This editorial will appear in Monday’s print edition.
It is legendarily difficult for some districts to get rid of bad teachers. The legend is being burnished by the remarkable odyssey of Michael Moulton of the Morton School District.
In 2008, Moulton is suspended for 12 days without pay for touching four female students on their backs or shoulders. The district had already reprimanded him in 2005.
The law gets involved. In 2009, Moulton is convicted of fourth- degree assault for the unwanted touching. He serves 16 days in jail that fall. District Superintendent Tom Manke places Moulton on paid administrative leave and eventually fires him. Moulton appeals firing.

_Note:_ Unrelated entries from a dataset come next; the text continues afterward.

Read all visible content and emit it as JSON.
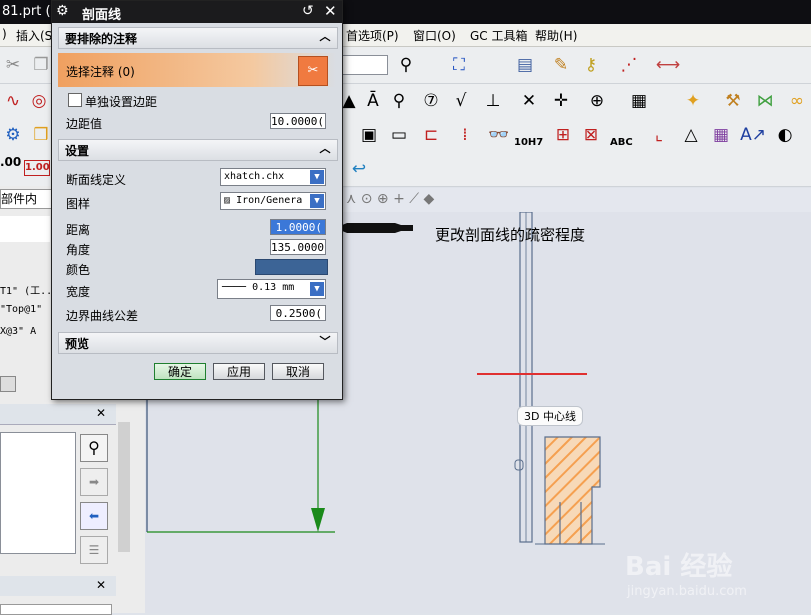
{
  "app": {
    "window_title": "81.prt (",
    "menus": [
      "插入(S)",
      "首选项(P)",
      "窗口(O)",
      "GC 工具箱",
      "帮助(H)"
    ],
    "left_labels": [
      ".00",
      "1.00",
      "部件内"
    ],
    "left_list": [
      "T1\" (工...",
      "\"Top@1\"",
      "X@3\" A"
    ],
    "toolbar_text": [
      "ABC",
      "10H7"
    ]
  },
  "dialog": {
    "title": "剖面线",
    "section_exclude": "要排除的注释",
    "select_annotation": "选择注释 (0)",
    "checkbox_label": "单独设置边距",
    "margin_label": "边距值",
    "margin_value": "10.0000(",
    "section_settings": "设置",
    "def_label": "断面线定义",
    "def_value": "xhatch.chx",
    "pattern_label": "图样",
    "pattern_value": "Iron/Genera",
    "distance_label": "距离",
    "distance_value": "1.0000(",
    "angle_label": "角度",
    "angle_value": "135.0000(",
    "color_label": "颜色",
    "color_hex": "#3c6496",
    "width_label": "宽度",
    "width_value": "0.13 mm",
    "tolerance_label": "边界曲线公差",
    "tolerance_value": "0.2500(",
    "section_preview": "预览",
    "ok": "确定",
    "apply": "应用",
    "cancel": "取消"
  },
  "annotation": {
    "note": "更改剖面线的疏密程度",
    "centerline_tag": "3D 中心线"
  },
  "watermark": {
    "brand": "Bai 经验",
    "url": "jingyan.baidu.com"
  },
  "colors": {
    "accent_orange": "#f0a060",
    "hatch_orange": "#f5a050",
    "green_line": "#1a8a1a",
    "red_line": "#e03030",
    "line_blue": "#5a6e8c"
  }
}
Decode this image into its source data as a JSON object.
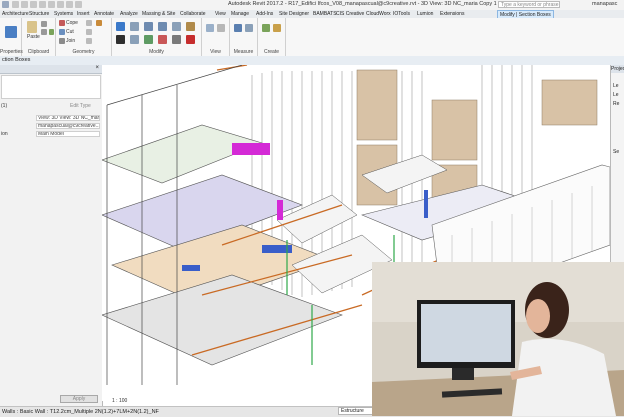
{
  "titlebar": {
    "window_title": "Autodesk Revit 2017.2 -    R17_Edifici Ifcos_V08_manapascual@c9creative.rvt - 3D View: 3D NC_maria Copy 1",
    "search_placeholder": "Type a keyword or phrase",
    "user": "manapasc"
  },
  "tabs": [
    "Architecture",
    "Structure",
    "Systems",
    "Insert",
    "Annotate",
    "Analyze",
    "Massing & Site",
    "Collaborate",
    "View",
    "Manage",
    "Add-Ins",
    "Site Designer",
    "BAMBATS",
    "CIS Creative",
    "CloudWorx",
    "IOTools",
    "Lumion",
    "Extensions",
    "Modify | Section Boxes"
  ],
  "ribbon": {
    "groups": [
      "Properties",
      "Clipboard",
      "Geometry",
      "Modify",
      "View",
      "Measure",
      "Create"
    ],
    "clipboard_paste": "Paste",
    "geometry_items": [
      "Cope",
      "Cut",
      "Join"
    ]
  },
  "options_bar": {
    "text": "ction Boxes"
  },
  "properties": {
    "type_selector": "(1)",
    "edit_type": "Edit Type",
    "rows": [
      {
        "key": "",
        "value": "View: 3D View: 3D NC_mar..."
      },
      {
        "key": "",
        "value": "manapascual@c9creative..."
      },
      {
        "key": "ion",
        "value": "Main Model"
      }
    ],
    "apply_label": "Apply"
  },
  "browser": {
    "title": "Project Browser - R",
    "tree_items": [
      "Le",
      "Le",
      "Re",
      "Se"
    ]
  },
  "viewport": {
    "scale": "1 : 100"
  },
  "statusbar": {
    "text": "Walls : Basic Wall : T12.2cm_Multiple 2N(1.2)+7LM+2N(1.2)_NF",
    "type_combo": "Estructure"
  },
  "colors": {
    "ribbon_accent": "#d7eafb",
    "selection_magenta": "#d42ad6",
    "wall_orange": "#c96a24",
    "panel_blue": "#3a5ec9",
    "green_accent": "#2fa84a"
  },
  "icons": [
    "properties-icon",
    "paste-icon",
    "cope-icon",
    "cut-icon",
    "join-icon",
    "move-icon",
    "copy-icon",
    "rotate-icon",
    "mirror-icon",
    "trim-icon",
    "array-icon",
    "scale-icon",
    "pin-icon",
    "delete-icon",
    "view-icon",
    "measure-icon",
    "create-icon",
    "close-icon"
  ]
}
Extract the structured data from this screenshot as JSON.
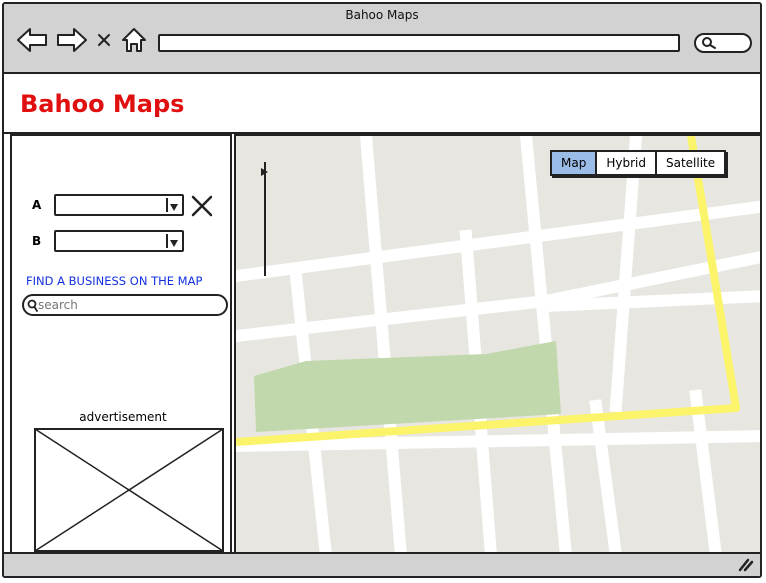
{
  "window": {
    "title": "Bahoo Maps"
  },
  "browser": {
    "url": ""
  },
  "app": {
    "title": "Bahoo Maps",
    "title_color": "#e01010"
  },
  "sidebar": {
    "route": [
      {
        "label": "A",
        "value": ""
      },
      {
        "label": "B",
        "value": ""
      }
    ],
    "find_business_label": "FIND A BUSINESS ON THE MAP",
    "search": {
      "placeholder": "search",
      "value": ""
    },
    "advertisement_label": "advertisement"
  },
  "map": {
    "types": [
      {
        "label": "Map",
        "active": true
      },
      {
        "label": "Hybrid",
        "active": false
      },
      {
        "label": "Satellite",
        "active": false
      }
    ],
    "colors": {
      "land": "#e8e6e0",
      "road": "#ffffff",
      "highway": "#fbf46a",
      "park": "#c1d8ad",
      "active_tab": "#9cbce8"
    }
  },
  "icons": [
    "back-arrow-icon",
    "forward-arrow-icon",
    "stop-icon",
    "home-icon",
    "search-icon",
    "delete-icon",
    "chevron-down-icon",
    "resize-grip-icon"
  ]
}
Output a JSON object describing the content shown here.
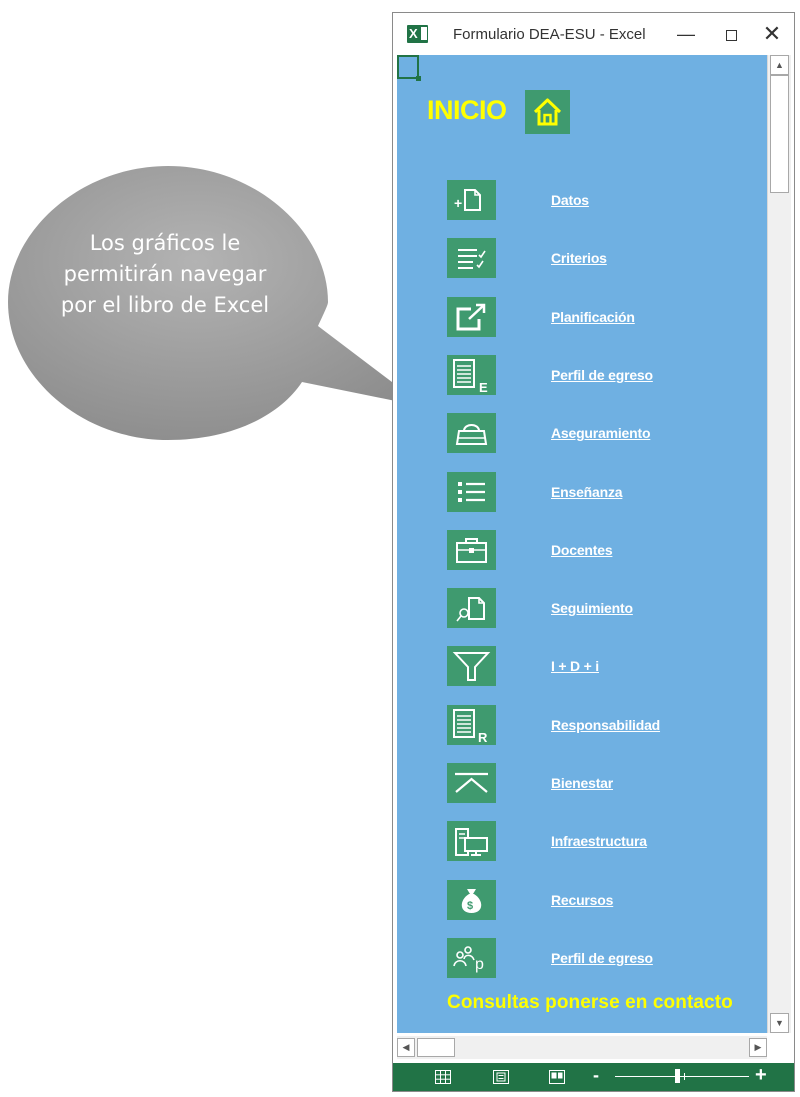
{
  "callout": {
    "text": "Los gráficos le permitirán navegar por el libro de Excel"
  },
  "window": {
    "title": "Formulario DEA-ESU - Excel",
    "app_icon": "excel-icon",
    "minimize_icon": "minimize-icon",
    "maximize_icon": "maximize-icon",
    "close_icon": "close-icon"
  },
  "sheet": {
    "heading": "INICIO",
    "home_icon": "home-icon",
    "colors": {
      "background": "#6fb0e2",
      "tile": "#3f9a6f",
      "heading": "#ffff00",
      "link": "#ffffff"
    },
    "nav_items": [
      {
        "label": "Datos",
        "icon": "new-document-icon"
      },
      {
        "label": "Criterios",
        "icon": "checklist-icon"
      },
      {
        "label": "Planificación",
        "icon": "export-arrow-icon"
      },
      {
        "label": "Perfil de egreso",
        "icon": "document-e-icon"
      },
      {
        "label": "Aseguramiento",
        "icon": "handbag-icon"
      },
      {
        "label": "Enseñanza",
        "icon": "bulleted-list-icon"
      },
      {
        "label": "Docentes",
        "icon": "briefcase-icon"
      },
      {
        "label": "Seguimiento",
        "icon": "search-document-icon"
      },
      {
        "label": "I + D + i",
        "icon": "filter-icon"
      },
      {
        "label": "Responsabilidad",
        "icon": "document-r-icon"
      },
      {
        "label": "Bienestar",
        "icon": "collapse-up-icon"
      },
      {
        "label": "Infraestructura",
        "icon": "computer-icon"
      },
      {
        "label": "Recursos",
        "icon": "money-bag-icon"
      },
      {
        "label": "Perfil de egreso",
        "icon": "people-p-icon"
      }
    ],
    "footer_text": "Consultas ponerse en contacto"
  },
  "statusbar": {
    "view_icons": [
      "normal-view-icon",
      "page-layout-icon",
      "page-break-preview-icon"
    ],
    "zoom_minus": "-",
    "zoom_plus": "+",
    "zoom_level": 0.45
  }
}
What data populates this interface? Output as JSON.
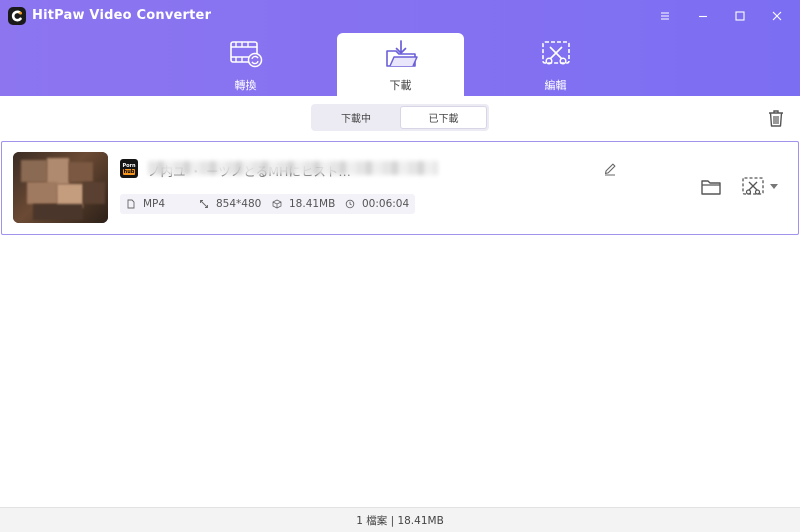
{
  "app": {
    "title": "HitPaw Video Converter"
  },
  "tabs": [
    {
      "label": "轉換",
      "icon": "convert-film-icon"
    },
    {
      "label": "下載",
      "icon": "download-folder-icon"
    },
    {
      "label": "編輯",
      "icon": "edit-scissors-icon"
    }
  ],
  "active_tab": "下載",
  "segment": {
    "downloading": "下載中",
    "downloaded": "已下載",
    "selected": "已下載"
  },
  "item": {
    "source_badge": {
      "top": "Porn",
      "bottom": "hub"
    },
    "file_name_visible": "ノ内ユ ・ ーツノとるMHにヒスト…",
    "format": "MP4",
    "resolution": "854*480",
    "size": "18.41MB",
    "duration": "00:06:04"
  },
  "status": {
    "text": "1 檔案 | 18.41MB"
  },
  "colors": {
    "accent": "#7c6ef2",
    "header_start": "#8d75f0",
    "border": "#9f93ee"
  }
}
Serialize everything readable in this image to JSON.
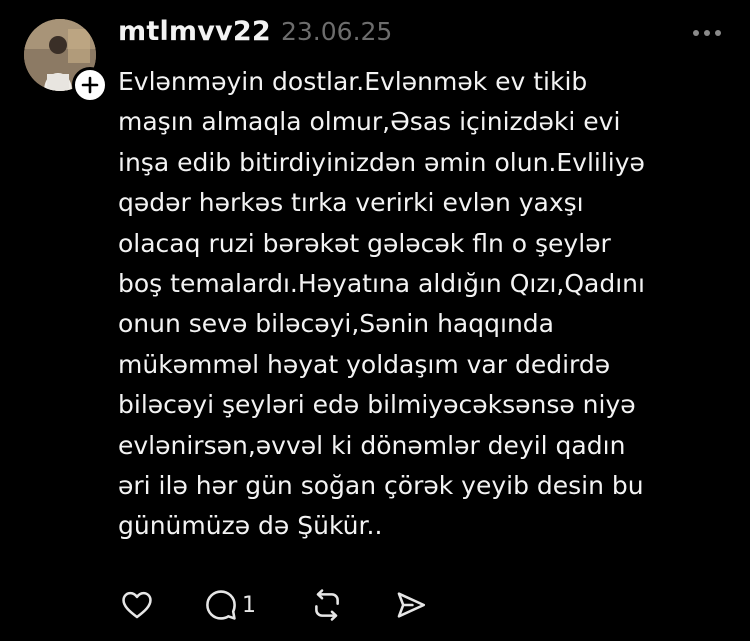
{
  "post": {
    "username": "mtlmvv22",
    "date": "23.06.25",
    "lines": [
      "Evlənməyin dostlar.Evlənmək ev tikib",
      "maşın almaqla olmur,Əsas içinizdəki evi",
      "inşa edib bitirdiyinizdən əmin olun.Evliliyə",
      "qədər hərkəs tırka verirki evlən yaxşı",
      "olacaq ruzi bərəkət gələcək fln o şeylər",
      "boş temalardı.Həyatına aldığın Qızı,Qadını",
      "onun sevə biləcəyi,Sənin haqqında",
      "mükəmməl həyat yoldaşım var dedirdə",
      "biləcəyi şeyləri edə bilmiyəcəksənsə niyə",
      "evlənirsən,əvvəl ki dönəmlər deyil qadın",
      "əri ilə hər gün soğan çörək yeyib desin bu",
      "günümüzə də Şükür.."
    ],
    "reply_count": "1"
  },
  "icons": {
    "avatar": "avatar-photo",
    "follow": "plus-icon",
    "more": "more-dots-icon",
    "like": "heart-icon",
    "reply": "comment-icon",
    "repost": "repost-icon",
    "share": "send-icon"
  },
  "colors": {
    "background": "#000000",
    "text": "#f3f3f3",
    "muted": "#6d6d6d"
  }
}
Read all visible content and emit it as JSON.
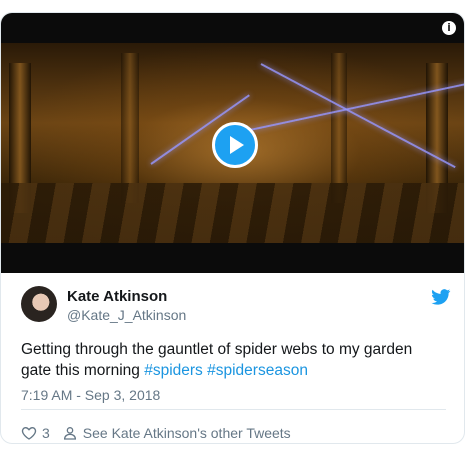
{
  "media": {
    "info_icon": "info-icon",
    "play_icon": "play-icon",
    "accent_color": "#1da1f2"
  },
  "author": {
    "name": "Kate Atkinson",
    "handle": "@Kate_J_Atkinson",
    "avatar": "avatar",
    "platform_icon": "twitter-bird-icon"
  },
  "tweet": {
    "text_before": "Getting through the gauntlet of spider webs to my garden gate this morning ",
    "hashtags": [
      "#spiders",
      "#spiderseason"
    ],
    "timestamp": "7:19 AM - Sep 3, 2018",
    "hashtag_color": "#1b95e0"
  },
  "actions": {
    "like_count": "3",
    "other_tweets_label": "See Kate Atkinson's other Tweets",
    "like_icon": "heart-icon",
    "profile_icon": "person-icon"
  }
}
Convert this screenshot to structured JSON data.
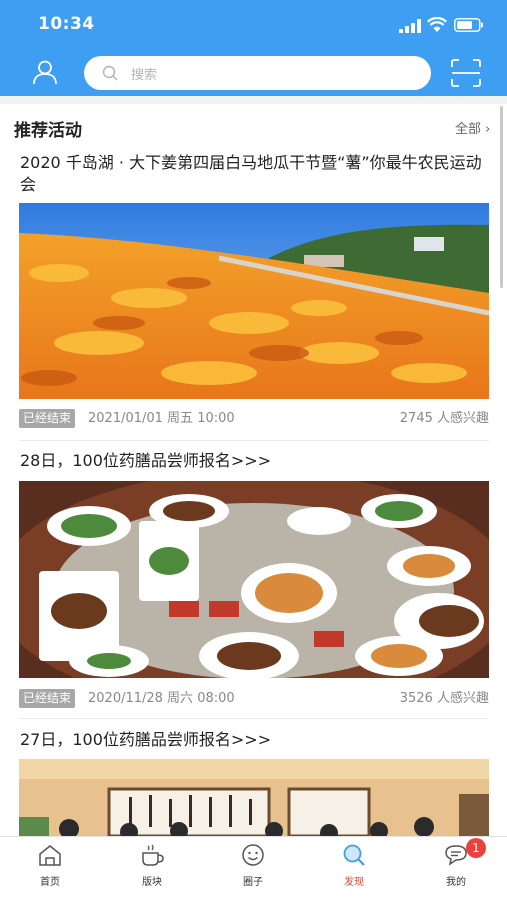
{
  "status_bar": {
    "time": "10:34"
  },
  "header": {
    "search_placeholder": "搜索"
  },
  "section": {
    "title": "推荐活动",
    "all_label": "全部 ›"
  },
  "cards": [
    {
      "title": "2020 千岛湖 · 大下姜第四届白马地瓜干节暨“薯”你最牛农民运动会",
      "status": "已经结束",
      "date": "2021/01/01 周五 10:00",
      "interest": "2745 人感兴趣"
    },
    {
      "title": "28日，100位药膳品尝师报名>>>",
      "status": "已经结束",
      "date": "2020/11/28 周六 08:00",
      "interest": "3526 人感兴趣"
    },
    {
      "title": "27日，100位药膳品尝师报名>>>"
    }
  ],
  "tabbar": {
    "items": [
      {
        "label": "首页"
      },
      {
        "label": "版块"
      },
      {
        "label": "圈子"
      },
      {
        "label": "发现"
      },
      {
        "label": "我的"
      }
    ],
    "active_color": "#e04a3b",
    "message_badge": "1"
  },
  "colors": {
    "header_blue": "#3e9ef2",
    "badge_gray": "#a7a7a7"
  }
}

March: Hearing officer reinstates Moulton on the grounds that he’d already been punished when suspended without pay. (The subsequent criminal conviction apparently meant nothing.)
Then: more months on the payroll. Legally, the district had no choice but to honor Moulton’s contract.
Bear with us here. The story is still unfolding.
Late last August: Moulton returns to the classroom. Students and parents boycott his class.
September: Superintendent of Public Instruction Randy Dorn – after an incredibly long, process-ridden investigation – suspends Moulton’s teaching certificate for three years. Dorn says that’s better than revoking the license outright: After revocation, a teacher can apply for a certificate again in one year.
October: Moulton appeals Dorn’s suspension.
November: the Washington State Admissions and Professional Conduct Advisory Committee – no, we’ve never heard of it before, either – declares that Dorn went overboard. It reduces the suspension to two years on grounds that similar cases and resulted in two-year suspensions. (That’s reassuring.)
Last week: Moulton appeals the shortened suspension to an administrative law judge. So … the saga of the convicted-but-not-fired teacher continues.
There are worse cases of districts getting due-processed to death by teachers they’re trying to get rid of.
In New York, for example, the district houses suspended teachers in “rubber rooms” where they do absolutely nothing – collecting their pay sometimes for years – while they try to wear down the system. The cost of firing a teacher, including wasted salary and legal expenses, can easily cost hundreds of thousands of dollars.
Don’t misunderstand us: Most teachers are competent and ethical, and understand boundaries. But a few simply don’t belong in the classroom. Washington’s laws and administrative policies shouldn’t be rigged to make it all but impossible to fire them – even after a criminal conviction involving students.